Repeat the records below verbatim and include no pictures.

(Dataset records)
--- START ---

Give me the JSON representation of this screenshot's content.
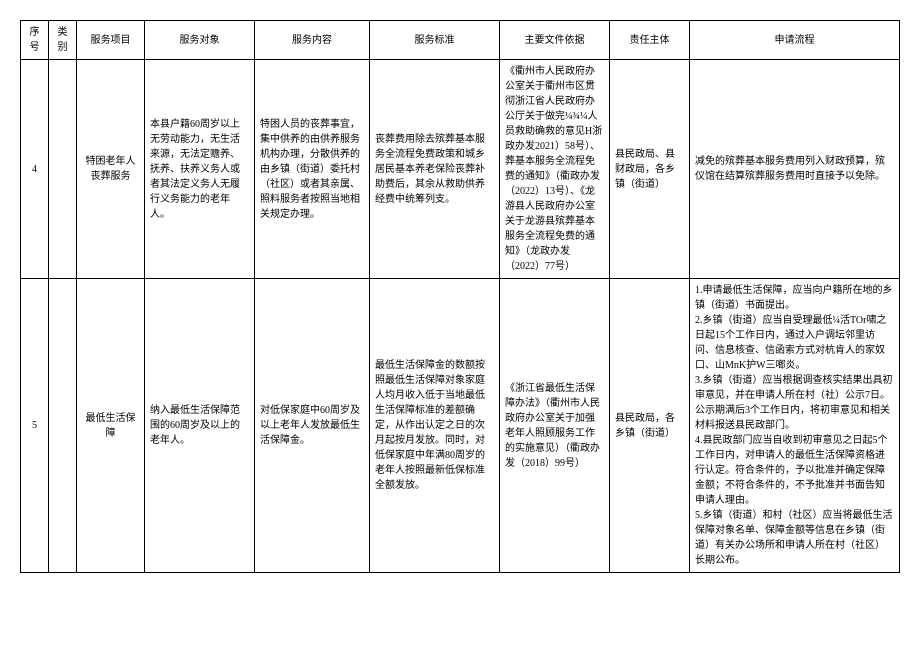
{
  "headers": {
    "seq": "序号",
    "category": "类别",
    "project": "服务项目",
    "object": "服务对象",
    "content": "服务内容",
    "standard": "服务标准",
    "basis": "主要文件依据",
    "responsible": "责任主体",
    "process": "申请流程"
  },
  "rows": [
    {
      "seq": "4",
      "category": "",
      "project": "特困老年人丧葬服务",
      "object": "本县户籍60周岁以上无劳动能力，无生活来源，无法定赡养、抚养、扶养义务人或者其法定义务人无履行义务能力的老年人。",
      "content": "特困人员的丧葬事宜，集中供养的由供养服务机构办理，分散供养的由乡镇（街道）委托村（社区）或者其亲属、照料服务者按照当地相关规定办理。",
      "standard": "丧葬费用除去殡葬基本服务全流程免费政策和城乡居民基本养老保险丧葬补助费后，其余从救助供养经费中统筹列支。",
      "basis": "《衢州市人民政府办公室关于衢州市区贯彻浙江省人民政府办公厅关于做完¼¾¼人员救助确救的意见H浙政办发2021）58号）、葬基本服务全流程免费的通知》（衢政办发（2022）13号）、《龙游县人民政府办公室关于龙游县殡葬基本服务全流程免费的通知》（龙政办发（2022）77号）",
      "responsible": "县民政局、县财政局，各乡镇（街道）",
      "process": "减免的殡葬基本服务费用列入财政预算，殡仪馆在结算殡葬服务费用时直接予以免除。"
    },
    {
      "seq": "5",
      "category": "",
      "project": "最低生活保障",
      "object": "纳入最低生活保障范围的60周岁及以上的老年人。",
      "content": "对低保家庭中60周岁及以上老年人发放最低生活保障金。",
      "standard": "最低生活保障金的数额按照最低生活保障对象家庭人均月收入低于当地最低生活保障标准的差额确定，从作出认定之日的次月起按月发放。同时，对低保家庭中年满80周岁的老年人按照最新低保标准全额发放。",
      "basis": "《浙江省最低生活保障办法》（衢州市人民政府办公室关于加强老年人照顾服务工作的实施意见）（衢政办发（2018）99号）",
      "responsible": "县民政局，各乡镇（街道）",
      "process": "1.申请最低生活保障，应当向户籍所在地的乡镇（街道）书面提出。\n2.乡镇（街道）应当自受理最低¼活TOr啸之日起15个工作日内，通过入户调坛邻里访问、信息核查、信函索方式对杭肯人的家奴口、山MnK护W三啷炎。\n3.乡镇（街道）应当根据调查核实结果出具初审意见，并在申请人所在村（社）公示7日。公示期满后3个工作日内，将初审意见和相关材料报送县民政部门。\n4.县民政部门应当自收到初审意见之日起5个工作日内，对申请人的最低生活保障资格进行认定。符合条件的，予以批准并确定保障金额；不符合条件的，不予批准并书面告知申请人理由。\n5.乡镇（街道）和村（社区）应当将最低生活保障对象名单、保障金额等信息在乡镇（街道）有关办公场所和申请人所在村（社区）长期公布。"
    }
  ]
}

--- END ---

**Answer box**.
Give me the JSON representation of this screenshot's content.
{
  "headers": {
    "seq": "序号",
    "category": "类别",
    "project": "服务项目",
    "object": "服务对象",
    "content": "服务内容",
    "standard": "服务标准",
    "basis": "主要文件依据",
    "responsible": "责任主体",
    "process": "申请流程"
  },
  "rows": [
    {
      "seq": "4",
      "category": "",
      "project": "特困老年人丧葬服务",
      "object": "本县户籍60周岁以上无劳动能力，无生活来源，无法定赡养、抚养、扶养义务人或者其法定义务人无履行义务能力的老年人。",
      "content": "特困人员的丧葬事宜，集中供养的由供养服务机构办理，分散供养的由乡镇（街道）委托村（社区）或者其亲属、照料服务者按照当地相关规定办理。",
      "standard": "丧葬费用除去殡葬基本服务全流程免费政策和城乡居民基本养老保险丧葬补助费后，其余从救助供养经费中统筹列支。",
      "basis": "《衢州市人民政府办公室关于衢州市区贯彻浙江省人民政府办公厅关于做完¼¾¼人员救助确救的意见H浙政办发2021）58号）、葬基本服务全流程免费的通知》（衢政办发（2022）13号）、《龙游县人民政府办公室关于龙游县殡葬基本服务全流程免费的通知》（龙政办发（2022）77号）",
      "responsible": "县民政局、县财政局，各乡镇（街道）",
      "process": "减免的殡葬基本服务费用列入财政预算，殡仪馆在结算殡葬服务费用时直接予以免除。"
    },
    {
      "seq": "5",
      "category": "",
      "project": "最低生活保障",
      "object": "纳入最低生活保障范围的60周岁及以上的老年人。",
      "content": "对低保家庭中60周岁及以上老年人发放最低生活保障金。",
      "standard": "最低生活保障金的数额按照最低生活保障对象家庭人均月收入低于当地最低生活保障标准的差额确定，从作出认定之日的次月起按月发放。同时，对低保家庭中年满80周岁的老年人按照最新低保标准全额发放。",
      "basis": "《浙江省最低生活保障办法》（衢州市人民政府办公室关于加强老年人照顾服务工作的实施意见）（衢政办发（2018）99号）",
      "responsible": "县民政局，各乡镇（街道）",
      "process": "1.申请最低生活保障，应当向户籍所在地的乡镇（街道）书面提出。\n2.乡镇（街道）应当自受理最低¼活TOr啸之日起15个工作日内，通过入户调坛邻里访问、信息核查、信函索方式对杭肯人的家奴口、山MnK护W三啷炎。\n3.乡镇（街道）应当根据调查核实结果出具初审意见，并在申请人所在村（社）公示7日。公示期满后3个工作日内，将初审意见和相关材料报送县民政部门。\n4.县民政部门应当自收到初审意见之日起5个工作日内，对申请人的最低生活保障资格进行认定。符合条件的，予以批准并确定保障金额；不符合条件的，不予批准并书面告知申请人理由。\n5.乡镇（街道）和村（社区）应当将最低生活保障对象名单、保障金额等信息在乡镇（街道）有关办公场所和申请人所在村（社区）长期公布。"
    }
  ]
}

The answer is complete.